§ **Task directions**: Retype each line below without a single alteration.

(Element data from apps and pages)
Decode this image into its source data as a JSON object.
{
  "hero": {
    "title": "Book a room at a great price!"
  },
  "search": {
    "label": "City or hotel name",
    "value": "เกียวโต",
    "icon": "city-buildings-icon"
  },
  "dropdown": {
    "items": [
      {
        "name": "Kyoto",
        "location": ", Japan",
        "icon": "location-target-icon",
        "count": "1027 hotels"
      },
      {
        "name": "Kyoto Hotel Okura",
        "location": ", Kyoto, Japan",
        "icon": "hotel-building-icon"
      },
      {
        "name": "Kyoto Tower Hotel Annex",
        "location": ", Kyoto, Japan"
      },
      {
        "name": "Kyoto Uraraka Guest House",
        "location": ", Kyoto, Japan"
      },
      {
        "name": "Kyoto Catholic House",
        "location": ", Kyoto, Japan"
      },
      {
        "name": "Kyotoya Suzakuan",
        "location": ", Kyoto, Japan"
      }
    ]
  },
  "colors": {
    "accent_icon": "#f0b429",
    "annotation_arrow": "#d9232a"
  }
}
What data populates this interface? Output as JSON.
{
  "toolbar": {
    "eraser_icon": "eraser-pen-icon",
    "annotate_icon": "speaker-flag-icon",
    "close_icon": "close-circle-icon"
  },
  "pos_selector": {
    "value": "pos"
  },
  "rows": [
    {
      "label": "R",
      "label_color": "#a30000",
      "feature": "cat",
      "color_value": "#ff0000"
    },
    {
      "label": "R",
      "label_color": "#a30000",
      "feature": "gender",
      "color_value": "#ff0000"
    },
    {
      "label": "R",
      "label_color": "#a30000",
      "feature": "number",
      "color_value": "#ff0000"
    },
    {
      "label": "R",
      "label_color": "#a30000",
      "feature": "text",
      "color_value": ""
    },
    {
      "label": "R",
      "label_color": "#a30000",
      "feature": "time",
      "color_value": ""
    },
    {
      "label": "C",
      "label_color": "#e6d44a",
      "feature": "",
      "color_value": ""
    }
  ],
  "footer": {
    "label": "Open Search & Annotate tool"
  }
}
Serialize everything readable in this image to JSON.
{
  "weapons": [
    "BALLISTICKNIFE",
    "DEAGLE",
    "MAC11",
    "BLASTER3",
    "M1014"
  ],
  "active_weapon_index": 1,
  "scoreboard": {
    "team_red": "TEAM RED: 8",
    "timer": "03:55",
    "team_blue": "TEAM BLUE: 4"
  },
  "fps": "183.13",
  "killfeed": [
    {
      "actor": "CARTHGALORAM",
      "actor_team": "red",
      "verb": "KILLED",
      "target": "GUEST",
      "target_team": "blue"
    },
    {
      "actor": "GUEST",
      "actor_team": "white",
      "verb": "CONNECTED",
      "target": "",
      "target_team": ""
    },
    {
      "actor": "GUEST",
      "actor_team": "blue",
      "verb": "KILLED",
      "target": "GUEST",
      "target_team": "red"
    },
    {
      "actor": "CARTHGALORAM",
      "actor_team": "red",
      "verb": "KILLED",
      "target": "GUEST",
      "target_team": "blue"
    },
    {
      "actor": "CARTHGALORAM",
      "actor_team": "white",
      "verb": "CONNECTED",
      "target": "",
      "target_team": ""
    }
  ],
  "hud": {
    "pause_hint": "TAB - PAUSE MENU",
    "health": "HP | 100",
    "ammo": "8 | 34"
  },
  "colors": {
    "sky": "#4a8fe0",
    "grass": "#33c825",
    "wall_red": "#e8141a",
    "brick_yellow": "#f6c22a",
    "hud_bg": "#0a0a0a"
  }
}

§ **Reply**:
Decode this image into its source data as a JSON object.
{
  "hero": {
    "title": "Book a room at a great price!"
  },
  "search": {
    "label": "City or hotel name",
    "value": "เกียวโต",
    "icon": "city-buildings-icon"
  },
  "dropdown": {
    "items": [
      {
        "name": "Kyoto",
        "location": ", Japan",
        "icon": "location-target-icon",
        "count": "1027 hotels"
      },
      {
        "name": "Kyoto Hotel Okura",
        "location": ", Kyoto, Japan",
        "icon": "hotel-building-icon"
      },
      {
        "name": "Kyoto Tower Hotel Annex",
        "location": ", Kyoto, Japan"
      },
      {
        "name": "Kyoto Uraraka Guest House",
        "location": ", Kyoto, Japan"
      },
      {
        "name": "Kyoto Catholic House",
        "location": ", Kyoto, Japan"
      },
      {
        "name": "Kyotoya Suzakuan",
        "location": ", Kyoto, Japan"
      }
    ]
  },
  "colors": {
    "accent_icon": "#f0b429",
    "annotation_arrow": "#d9232a"
  }
}
What data populates this interface? Output as JSON.
{
  "toolbar": {
    "eraser_icon": "eraser-pen-icon",
    "annotate_icon": "speaker-flag-icon",
    "close_icon": "close-circle-icon"
  },
  "pos_selector": {
    "value": "pos"
  },
  "rows": [
    {
      "label": "R",
      "label_color": "#a30000",
      "feature": "cat",
      "color_value": "#ff0000"
    },
    {
      "label": "R",
      "label_color": "#a30000",
      "feature": "gender",
      "color_value": "#ff0000"
    },
    {
      "label": "R",
      "label_color": "#a30000",
      "feature": "number",
      "color_value": "#ff0000"
    },
    {
      "label": "R",
      "label_color": "#a30000",
      "feature": "text",
      "color_value": ""
    },
    {
      "label": "R",
      "label_color": "#a30000",
      "feature": "time",
      "color_value": ""
    },
    {
      "label": "C",
      "label_color": "#e6d44a",
      "feature": "",
      "color_value": ""
    }
  ],
  "footer": {
    "label": "Open Search & Annotate tool"
  }
}
Serialize everything readable in this image to JSON.
{
  "weapons": [
    "BALLISTICKNIFE",
    "DEAGLE",
    "MAC11",
    "BLASTER3",
    "M1014"
  ],
  "active_weapon_index": 1,
  "scoreboard": {
    "team_red": "TEAM RED: 8",
    "timer": "03:55",
    "team_blue": "TEAM BLUE: 4"
  },
  "fps": "183.13",
  "killfeed": [
    {
      "actor": "CARTHGALORAM",
      "actor_team": "red",
      "verb": "KILLED",
      "target": "GUEST",
      "target_team": "blue"
    },
    {
      "actor": "GUEST",
      "actor_team": "white",
      "verb": "CONNECTED",
      "target": "",
      "target_team": ""
    },
    {
      "actor": "GUEST",
      "actor_team": "blue",
      "verb": "KILLED",
      "target": "GUEST",
      "target_team": "red"
    },
    {
      "actor": "CARTHGALORAM",
      "actor_team": "red",
      "verb": "KILLED",
      "target": "GUEST",
      "target_team": "blue"
    },
    {
      "actor": "CARTHGALORAM",
      "actor_team": "white",
      "verb": "CONNECTED",
      "target": "",
      "target_team": ""
    }
  ],
  "hud": {
    "pause_hint": "TAB - PAUSE MENU",
    "health": "HP | 100",
    "ammo": "8 | 34"
  },
  "colors": {
    "sky": "#4a8fe0",
    "grass": "#33c825",
    "wall_red": "#e8141a",
    "brick_yellow": "#f6c22a",
    "hud_bg": "#0a0a0a"
  }
}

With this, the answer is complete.